Stafford council has some pretty dreadfully misleading statments on their website.

They say , " Common Ragwort (Senecio jacobaea) is a relative of groundsel and burdock and is highly invasive. Each plant carries up to 250,000 seeds of which 80% are fertile."

This figure for seeds is a gross exaggeration. The plants do not normally produce this number of seeds. See Ragwort Seed Production

They continue "These seeds can stay dormant for twenty years and can be carried on the wind for miles, popping up on disturbed ground and grassland and taking over, destroying grasses, dock, dandelion and rose bay willow herb."

Very few if any seeds would survive for twenty years and the research clearly shows that ragwort seeds are normally carried just for a matter of a few metres. See Ragwort Seed Dispersal

They also say, " While ragwort provides a food source for caterpillars, such as those of the cinnabar moth that feed exclusively on ragwort and groundsel, there is more than enough in our environment to go round.

This is very ignorant of ecology. First of all any reduction in habitat has an effect. Secondly removal of habitat can disrupt a metapopulation over a large area. Thirdly some specialist species require ragwort incertain conditions or habitats, removing it willy nilly just because it grows elsewhere is not a good idea.

And it gets worse. They say,"Recently there has been an explosion in ragwort, probably due to changes in farming and constraints on local authorities who used to spray to control the weed."

There has been no explosion in ragwort. This is a myth. The research shows that if anything it may be decreasing. See Ragwort Myths

"Not only is ragwort poisonous to cattle, horses, sheep, deer, goats, pigs and dogs, but also to humans."

To say that it is poisonous to dogs is ridiculous exaggeration. It is poisonous to dolphins too, but they don't eat it either. See the briefing on ragwort and dogs
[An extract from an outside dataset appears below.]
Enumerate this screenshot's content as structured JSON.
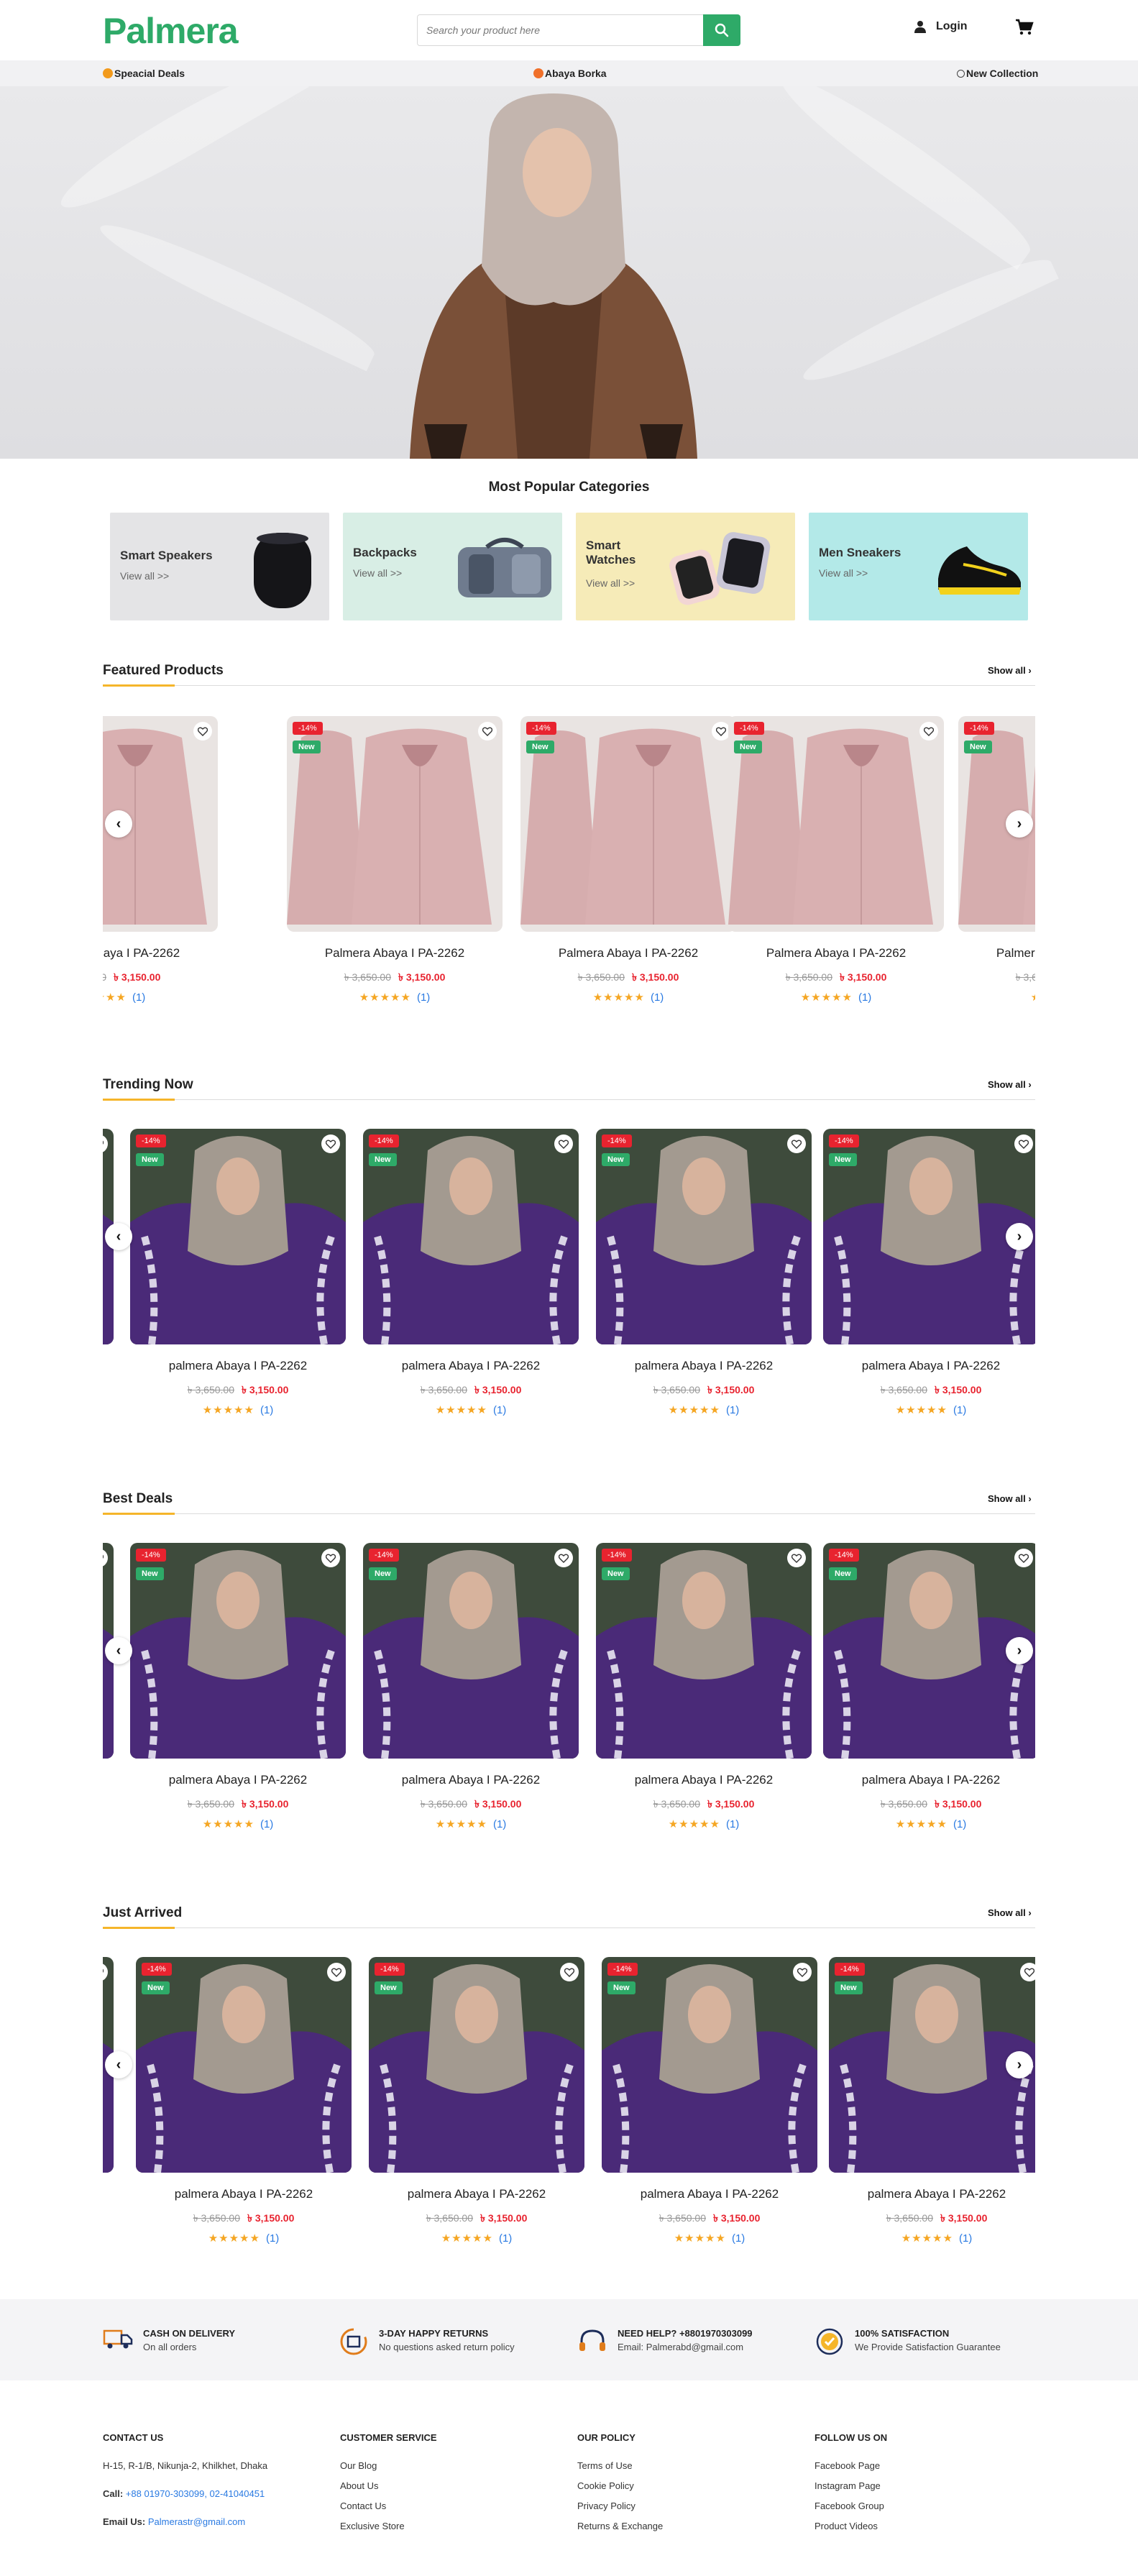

Even worse they say, "The poisons can be passed along the food chain accumulating to cause liver damage and perhaps even cancer, and they can also be absorbed into the blood through the skin. This is why it is important to wear gloves when ragwort pulling."

This is really very badly ignorant and hysterical. The poisons cannot be passed along the food chain as they do not persist in meat. See Ragwort Meat for a properly researched scientific explanation of why this is impossible.

The skin absorption poisoning story also does not stand up.

This site has several articles on this.

Ragwort poisoning in Humans for a short explanation and Ragwort Humans for a longer one. This is a really common myth that causes lots of problems for people so a simple non-technical explanation of this is available here Ragwort poisoning humans